The automobile and machinery parts industries, for example, have been radically transformed as a result of this technology, with virtually all parts of cars and other mechanical equipment being so produced. Indeed, virtually all tools and most equipment in everyday life can be replicated using three-dimensional printing applications. Also, for all parts and components, the techniques of the instant invention are fully capable of preparing a mold or form for a part, such as where that mold can be employed to cast the part in metal or other material instead of directly fabricating the part. For example, the creation of a time-consuming mold can be left to the printer, and the later casting from that mold can be duplicated many times and much faster using another technology. The instant invention is, therefore, capable of leveraging existing techniques and technologies in countless ways.
In addition to the terrestrial building construction industries, the three-dimensional printing techniques of the present invention would also have use on the Moon or Mars using and re-using the local materials Likewise, the techniques of the instant invention would have applicability in space material fabrications, albeit due to the lack of gravity the techniques would be adapted thereto.
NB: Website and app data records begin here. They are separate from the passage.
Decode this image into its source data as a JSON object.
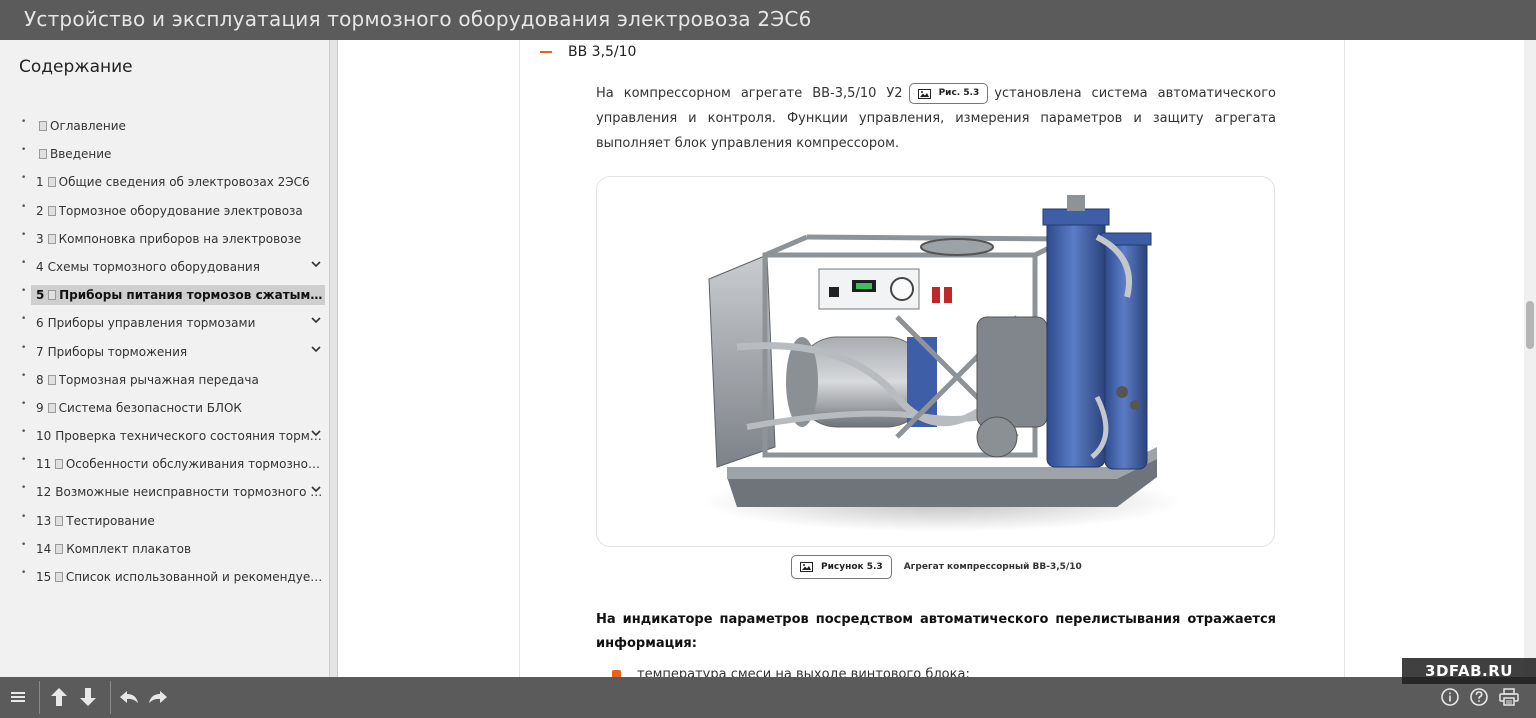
{
  "window": {
    "title": "Устройство и эксплуатация тормозного оборудования электровоза 2ЭС6"
  },
  "sidebar": {
    "heading": "Содержание",
    "items": [
      {
        "num": "",
        "label": "Оглавление",
        "has_doc": true,
        "expandable": false,
        "active": false
      },
      {
        "num": "",
        "label": "Введение",
        "has_doc": true,
        "expandable": false,
        "active": false
      },
      {
        "num": "1",
        "label": "Общие сведения об электровозах 2ЭС6",
        "has_doc": true,
        "expandable": false,
        "active": false
      },
      {
        "num": "2",
        "label": "Тормозное оборудование электровоза",
        "has_doc": true,
        "expandable": false,
        "active": false
      },
      {
        "num": "3",
        "label": "Компоновка приборов на электровозе",
        "has_doc": true,
        "expandable": false,
        "active": false
      },
      {
        "num": "4",
        "label": "Схемы тормозного оборудования",
        "has_doc": false,
        "expandable": true,
        "active": false
      },
      {
        "num": "5",
        "label": "Приборы питания тормозов сжатым в...",
        "has_doc": true,
        "expandable": false,
        "active": true
      },
      {
        "num": "6",
        "label": "Приборы управления тормозами",
        "has_doc": false,
        "expandable": true,
        "active": false
      },
      {
        "num": "7",
        "label": "Приборы торможения",
        "has_doc": false,
        "expandable": true,
        "active": false
      },
      {
        "num": "8",
        "label": "Тормозная рычажная передача",
        "has_doc": true,
        "expandable": false,
        "active": false
      },
      {
        "num": "9",
        "label": "Система безопасности БЛОК",
        "has_doc": true,
        "expandable": false,
        "active": false
      },
      {
        "num": "10",
        "label": "Проверка технического состояния тормо...",
        "has_doc": false,
        "expandable": true,
        "active": false
      },
      {
        "num": "11",
        "label": "Особенности обслуживания тормозного о...",
        "has_doc": true,
        "expandable": false,
        "active": false
      },
      {
        "num": "12",
        "label": "Возможные неисправности тормозного о...",
        "has_doc": false,
        "expandable": true,
        "active": false
      },
      {
        "num": "13",
        "label": "Тестирование",
        "has_doc": true,
        "expandable": false,
        "active": false
      },
      {
        "num": "14",
        "label": "Комплект плакатов",
        "has_doc": true,
        "expandable": false,
        "active": false
      },
      {
        "num": "15",
        "label": "Список использованной и рекомендуемой...",
        "has_doc": true,
        "expandable": false,
        "active": false
      }
    ]
  },
  "content": {
    "section_title": "ВВ 3,5/10",
    "para_before_chip": "На компрессорном агрегате ВВ-3,5/10 У2",
    "para_chip": "Рис. 5.3",
    "para_after_chip": "установлена система автоматического управления и контроля. Функции управления, измерения параметров и защиту агрегата выполняет блок управления компрессором.",
    "figure_chip": "Рисунок 5.3",
    "figure_caption": "Агрегат компрессорный ВВ-3,5/10",
    "bold_paragraph": "На индикаторе параметров посредством автоматического перелистывания отражается информация:",
    "list_first": "температура смеси на выходе винтового блока;"
  },
  "watermark": "3DFAB.RU",
  "colors": {
    "accent": "#e8631a",
    "titlebar": "#5b5b5b",
    "sidebar_bg": "#f1f1f1",
    "active_item_bg": "#cfcfcf",
    "compressor_blue": "#3e5fa8"
  }
}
The improved techniques of the present invention can also be employed in the medical, medical device and biological arenas, where the medium is far different but the methodologies the same. For example, in connection with
Similarly, the present invention can be employed in the food industry to construct new and unique foods, such as a cakes and confections, as well as more substantive food, where the source materials would, of course, radically differ from those in the techniques described more fully herein. For example, using a fabrication machine such as the device 330/430, along with hoppers and extrusion-type heads 200, biological and food products can be manufactured, and through the improvements of the instant invention, those products can be produced faster than any prior art technique.
With the growth of this industry, three-dimensional printing represents the next sea change in the industrial world. Akin to the commercial and societal transformations in the wake of the steam engine, a multitude of applications of this new technology will revolutionize the way we all live. The instant invention is an approach to making significant improvements on this new paradigm, making the extraordinary advantages of the three-dimensional printing movement even more palpable to everyone.
Preferred systems, configurations, methods and apparatus for practicing the present invention have been described. It will be understood and readily apparent to the skilled artisan that many changes and modifications may be made to the above-described embodiments without departing from the spirit and the scope of the present invention.
The foregoing is illustrative only and that other embodiments of the integrated processes and apparatus may be employed without departing from the true scope of the invention defined in the following claims.